--- REQUIREMENT ---
Look through the data below. Pick out the lines holding the string "name".

*** RECORDED DATA

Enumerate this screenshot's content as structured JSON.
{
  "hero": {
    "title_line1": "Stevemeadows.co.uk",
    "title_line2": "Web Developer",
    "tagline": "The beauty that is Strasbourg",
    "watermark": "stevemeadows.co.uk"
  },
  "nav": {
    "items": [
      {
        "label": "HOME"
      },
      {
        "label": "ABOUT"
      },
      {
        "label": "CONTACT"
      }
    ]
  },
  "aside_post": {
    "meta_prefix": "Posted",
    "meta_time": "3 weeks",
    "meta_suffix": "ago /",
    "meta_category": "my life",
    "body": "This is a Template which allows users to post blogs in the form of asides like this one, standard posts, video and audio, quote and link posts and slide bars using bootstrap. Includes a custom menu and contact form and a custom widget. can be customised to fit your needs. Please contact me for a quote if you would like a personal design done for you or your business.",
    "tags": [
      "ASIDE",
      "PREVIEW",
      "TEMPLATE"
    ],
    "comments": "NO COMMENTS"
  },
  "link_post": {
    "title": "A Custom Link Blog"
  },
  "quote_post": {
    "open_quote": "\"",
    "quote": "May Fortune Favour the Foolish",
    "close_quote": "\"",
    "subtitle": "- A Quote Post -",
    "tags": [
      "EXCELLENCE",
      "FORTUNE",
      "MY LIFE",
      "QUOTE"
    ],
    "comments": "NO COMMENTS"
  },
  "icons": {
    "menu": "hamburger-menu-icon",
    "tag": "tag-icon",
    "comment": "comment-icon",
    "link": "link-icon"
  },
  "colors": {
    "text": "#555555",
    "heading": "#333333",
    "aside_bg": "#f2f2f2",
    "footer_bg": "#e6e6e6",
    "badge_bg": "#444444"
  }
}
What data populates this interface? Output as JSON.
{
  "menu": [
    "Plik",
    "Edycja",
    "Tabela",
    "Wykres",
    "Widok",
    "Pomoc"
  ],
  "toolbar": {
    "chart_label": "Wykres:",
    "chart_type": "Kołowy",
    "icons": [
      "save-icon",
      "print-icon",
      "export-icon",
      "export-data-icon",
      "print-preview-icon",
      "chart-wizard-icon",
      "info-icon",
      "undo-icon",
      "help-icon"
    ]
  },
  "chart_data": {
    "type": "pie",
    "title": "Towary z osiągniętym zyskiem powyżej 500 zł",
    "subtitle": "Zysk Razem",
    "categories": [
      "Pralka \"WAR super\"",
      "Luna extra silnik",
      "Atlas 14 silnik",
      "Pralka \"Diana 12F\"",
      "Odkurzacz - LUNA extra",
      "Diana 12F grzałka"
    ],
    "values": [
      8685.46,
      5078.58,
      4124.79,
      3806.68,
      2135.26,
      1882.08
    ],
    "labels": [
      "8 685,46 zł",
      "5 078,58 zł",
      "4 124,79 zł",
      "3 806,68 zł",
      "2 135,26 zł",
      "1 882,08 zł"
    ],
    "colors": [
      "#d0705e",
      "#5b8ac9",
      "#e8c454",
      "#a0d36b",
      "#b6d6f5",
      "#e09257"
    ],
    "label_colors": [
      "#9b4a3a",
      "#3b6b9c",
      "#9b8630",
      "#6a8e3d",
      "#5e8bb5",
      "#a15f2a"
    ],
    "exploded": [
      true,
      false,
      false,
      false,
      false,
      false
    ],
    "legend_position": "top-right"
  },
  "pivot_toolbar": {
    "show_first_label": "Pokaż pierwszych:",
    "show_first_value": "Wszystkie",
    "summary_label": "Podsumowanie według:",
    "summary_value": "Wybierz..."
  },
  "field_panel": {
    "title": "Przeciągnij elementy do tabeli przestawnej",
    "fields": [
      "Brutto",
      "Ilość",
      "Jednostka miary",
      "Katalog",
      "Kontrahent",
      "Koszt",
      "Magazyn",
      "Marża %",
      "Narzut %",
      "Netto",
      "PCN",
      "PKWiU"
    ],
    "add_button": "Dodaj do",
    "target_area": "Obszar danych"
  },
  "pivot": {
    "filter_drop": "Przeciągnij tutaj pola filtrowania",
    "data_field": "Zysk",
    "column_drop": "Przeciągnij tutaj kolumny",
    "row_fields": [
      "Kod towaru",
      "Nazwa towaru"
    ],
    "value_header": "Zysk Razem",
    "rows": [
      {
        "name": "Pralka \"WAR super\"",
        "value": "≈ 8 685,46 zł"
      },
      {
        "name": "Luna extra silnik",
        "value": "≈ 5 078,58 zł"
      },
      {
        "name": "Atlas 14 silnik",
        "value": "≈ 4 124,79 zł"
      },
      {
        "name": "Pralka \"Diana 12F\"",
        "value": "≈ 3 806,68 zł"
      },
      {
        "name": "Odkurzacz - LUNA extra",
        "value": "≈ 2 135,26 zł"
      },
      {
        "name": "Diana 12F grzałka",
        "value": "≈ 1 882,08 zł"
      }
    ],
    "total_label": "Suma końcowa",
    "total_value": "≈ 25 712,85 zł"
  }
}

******

--- REPLY TO THE EXERCISE ---
        "name": "Pralka \"WAR super\"",
        "name": "Luna extra silnik",
        "name": "Atlas 14 silnik",
        "name": "Pralka \"Diana 12F\"",
        "name": "Odkurzacz - LUNA extra",
        "name": "Diana 12F grzałka",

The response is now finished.